══ TASK MATERIAL

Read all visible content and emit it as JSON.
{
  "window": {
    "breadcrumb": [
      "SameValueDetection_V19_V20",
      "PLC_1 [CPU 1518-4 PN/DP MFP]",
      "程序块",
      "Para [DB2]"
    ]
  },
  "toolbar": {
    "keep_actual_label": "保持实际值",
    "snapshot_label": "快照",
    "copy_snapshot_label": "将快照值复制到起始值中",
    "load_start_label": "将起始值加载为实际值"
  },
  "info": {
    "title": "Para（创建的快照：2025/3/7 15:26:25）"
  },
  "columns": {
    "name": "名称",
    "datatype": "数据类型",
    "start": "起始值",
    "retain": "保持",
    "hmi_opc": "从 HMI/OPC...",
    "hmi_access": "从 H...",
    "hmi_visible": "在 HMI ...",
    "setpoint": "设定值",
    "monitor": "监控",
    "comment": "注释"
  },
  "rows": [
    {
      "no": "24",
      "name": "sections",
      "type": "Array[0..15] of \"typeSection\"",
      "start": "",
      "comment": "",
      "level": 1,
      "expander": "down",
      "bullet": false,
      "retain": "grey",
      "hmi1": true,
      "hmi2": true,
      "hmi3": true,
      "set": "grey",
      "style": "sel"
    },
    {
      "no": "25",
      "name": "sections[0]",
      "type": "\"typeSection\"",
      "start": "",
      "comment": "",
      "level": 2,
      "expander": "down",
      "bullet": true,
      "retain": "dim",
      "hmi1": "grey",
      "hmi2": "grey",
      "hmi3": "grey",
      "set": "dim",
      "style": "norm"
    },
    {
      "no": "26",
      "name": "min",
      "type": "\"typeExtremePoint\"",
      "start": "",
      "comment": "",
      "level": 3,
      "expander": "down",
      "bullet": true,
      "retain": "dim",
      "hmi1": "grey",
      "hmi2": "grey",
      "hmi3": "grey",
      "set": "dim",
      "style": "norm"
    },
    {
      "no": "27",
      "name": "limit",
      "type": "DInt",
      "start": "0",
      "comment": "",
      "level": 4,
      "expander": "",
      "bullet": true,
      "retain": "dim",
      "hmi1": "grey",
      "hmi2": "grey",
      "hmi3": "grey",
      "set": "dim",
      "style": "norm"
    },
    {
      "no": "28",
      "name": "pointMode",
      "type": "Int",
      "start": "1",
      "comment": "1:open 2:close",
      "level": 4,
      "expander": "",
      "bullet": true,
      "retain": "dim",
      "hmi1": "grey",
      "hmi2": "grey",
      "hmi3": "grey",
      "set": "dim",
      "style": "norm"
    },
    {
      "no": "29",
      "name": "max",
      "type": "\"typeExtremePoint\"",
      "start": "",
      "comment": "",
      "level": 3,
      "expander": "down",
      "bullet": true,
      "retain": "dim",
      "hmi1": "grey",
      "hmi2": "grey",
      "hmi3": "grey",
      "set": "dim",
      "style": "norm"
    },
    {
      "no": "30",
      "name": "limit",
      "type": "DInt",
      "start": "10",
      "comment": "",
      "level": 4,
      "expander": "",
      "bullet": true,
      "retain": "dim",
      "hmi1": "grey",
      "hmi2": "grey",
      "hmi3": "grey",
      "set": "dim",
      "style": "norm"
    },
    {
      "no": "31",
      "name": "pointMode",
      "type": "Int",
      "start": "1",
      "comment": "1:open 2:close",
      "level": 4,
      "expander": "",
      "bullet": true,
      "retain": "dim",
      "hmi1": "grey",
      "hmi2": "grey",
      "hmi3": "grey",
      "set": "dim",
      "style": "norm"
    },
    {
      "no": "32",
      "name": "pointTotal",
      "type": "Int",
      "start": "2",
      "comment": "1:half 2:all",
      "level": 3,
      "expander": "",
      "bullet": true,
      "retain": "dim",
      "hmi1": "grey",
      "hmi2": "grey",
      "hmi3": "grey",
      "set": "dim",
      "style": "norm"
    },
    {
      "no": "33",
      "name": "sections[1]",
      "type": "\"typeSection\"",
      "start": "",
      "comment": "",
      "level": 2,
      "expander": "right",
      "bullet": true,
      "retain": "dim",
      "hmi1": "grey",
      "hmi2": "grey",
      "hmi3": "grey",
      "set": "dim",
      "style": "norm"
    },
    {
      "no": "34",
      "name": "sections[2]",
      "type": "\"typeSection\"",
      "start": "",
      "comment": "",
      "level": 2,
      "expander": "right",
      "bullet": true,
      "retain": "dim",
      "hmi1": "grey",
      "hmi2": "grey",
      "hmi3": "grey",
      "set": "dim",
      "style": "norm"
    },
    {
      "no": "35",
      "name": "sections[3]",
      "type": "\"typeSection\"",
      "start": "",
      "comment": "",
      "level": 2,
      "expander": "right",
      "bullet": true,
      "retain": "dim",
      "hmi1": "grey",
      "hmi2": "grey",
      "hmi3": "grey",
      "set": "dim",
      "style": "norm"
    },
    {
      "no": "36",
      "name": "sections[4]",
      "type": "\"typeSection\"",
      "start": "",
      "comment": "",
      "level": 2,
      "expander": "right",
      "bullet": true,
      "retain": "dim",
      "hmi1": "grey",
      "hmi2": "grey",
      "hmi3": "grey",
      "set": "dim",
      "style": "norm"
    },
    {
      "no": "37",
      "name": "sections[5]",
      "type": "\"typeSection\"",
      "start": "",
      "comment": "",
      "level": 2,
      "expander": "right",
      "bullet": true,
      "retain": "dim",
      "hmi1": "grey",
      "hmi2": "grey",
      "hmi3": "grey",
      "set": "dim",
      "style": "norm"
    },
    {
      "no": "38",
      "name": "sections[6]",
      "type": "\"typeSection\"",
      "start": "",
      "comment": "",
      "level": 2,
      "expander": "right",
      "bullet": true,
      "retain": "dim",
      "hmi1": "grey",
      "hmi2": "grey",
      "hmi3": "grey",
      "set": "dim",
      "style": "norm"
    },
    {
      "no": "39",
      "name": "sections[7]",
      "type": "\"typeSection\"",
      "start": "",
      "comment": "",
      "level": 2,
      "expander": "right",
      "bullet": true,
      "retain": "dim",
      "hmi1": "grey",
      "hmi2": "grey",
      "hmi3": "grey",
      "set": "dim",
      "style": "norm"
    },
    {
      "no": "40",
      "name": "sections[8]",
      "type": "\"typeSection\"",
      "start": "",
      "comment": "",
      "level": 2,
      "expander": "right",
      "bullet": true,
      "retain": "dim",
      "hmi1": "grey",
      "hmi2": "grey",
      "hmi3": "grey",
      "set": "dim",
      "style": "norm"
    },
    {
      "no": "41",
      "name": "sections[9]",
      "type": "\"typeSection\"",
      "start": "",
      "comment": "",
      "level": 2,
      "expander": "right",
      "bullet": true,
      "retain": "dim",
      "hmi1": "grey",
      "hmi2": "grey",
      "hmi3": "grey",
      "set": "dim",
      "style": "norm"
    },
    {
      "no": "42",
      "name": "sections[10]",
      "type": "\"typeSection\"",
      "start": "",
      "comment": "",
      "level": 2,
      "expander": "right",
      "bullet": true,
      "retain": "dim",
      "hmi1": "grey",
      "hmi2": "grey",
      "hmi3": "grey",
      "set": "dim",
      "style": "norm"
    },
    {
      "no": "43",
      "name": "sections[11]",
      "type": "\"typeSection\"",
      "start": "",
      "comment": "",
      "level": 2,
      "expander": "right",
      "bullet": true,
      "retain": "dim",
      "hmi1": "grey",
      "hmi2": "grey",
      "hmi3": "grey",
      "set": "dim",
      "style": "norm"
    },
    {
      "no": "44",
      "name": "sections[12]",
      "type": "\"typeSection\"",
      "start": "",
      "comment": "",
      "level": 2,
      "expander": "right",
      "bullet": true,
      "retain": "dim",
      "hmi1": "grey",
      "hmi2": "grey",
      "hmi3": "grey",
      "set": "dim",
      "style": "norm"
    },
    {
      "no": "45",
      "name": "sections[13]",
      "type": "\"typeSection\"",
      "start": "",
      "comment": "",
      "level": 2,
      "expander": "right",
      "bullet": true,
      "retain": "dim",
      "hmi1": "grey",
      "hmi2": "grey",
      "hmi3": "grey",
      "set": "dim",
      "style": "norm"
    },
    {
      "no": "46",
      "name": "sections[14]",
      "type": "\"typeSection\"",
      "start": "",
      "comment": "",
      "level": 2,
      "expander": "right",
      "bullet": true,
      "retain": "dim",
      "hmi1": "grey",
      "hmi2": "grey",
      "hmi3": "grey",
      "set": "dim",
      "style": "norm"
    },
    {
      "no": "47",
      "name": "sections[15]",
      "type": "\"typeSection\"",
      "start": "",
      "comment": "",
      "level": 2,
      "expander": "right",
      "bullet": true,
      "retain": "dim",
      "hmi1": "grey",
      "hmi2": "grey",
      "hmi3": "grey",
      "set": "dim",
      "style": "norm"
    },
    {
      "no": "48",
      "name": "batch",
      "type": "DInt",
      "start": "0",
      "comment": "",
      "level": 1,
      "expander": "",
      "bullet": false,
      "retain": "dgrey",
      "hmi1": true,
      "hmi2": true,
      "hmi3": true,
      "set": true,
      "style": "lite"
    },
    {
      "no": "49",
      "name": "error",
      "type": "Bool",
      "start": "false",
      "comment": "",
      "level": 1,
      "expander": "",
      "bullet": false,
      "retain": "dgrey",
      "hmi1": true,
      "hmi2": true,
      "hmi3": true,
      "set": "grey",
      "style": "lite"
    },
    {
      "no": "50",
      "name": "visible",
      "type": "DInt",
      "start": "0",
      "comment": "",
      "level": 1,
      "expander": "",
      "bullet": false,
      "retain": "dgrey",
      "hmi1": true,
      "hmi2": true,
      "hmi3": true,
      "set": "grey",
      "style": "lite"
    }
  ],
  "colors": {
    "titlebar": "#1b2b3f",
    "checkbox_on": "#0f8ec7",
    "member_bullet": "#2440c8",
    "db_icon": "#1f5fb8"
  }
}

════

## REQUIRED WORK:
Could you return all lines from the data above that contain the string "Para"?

## RESULT:
      "Para [DB2]"
    "title": "Para（创建的快照：2025/3/7 15:26:25）"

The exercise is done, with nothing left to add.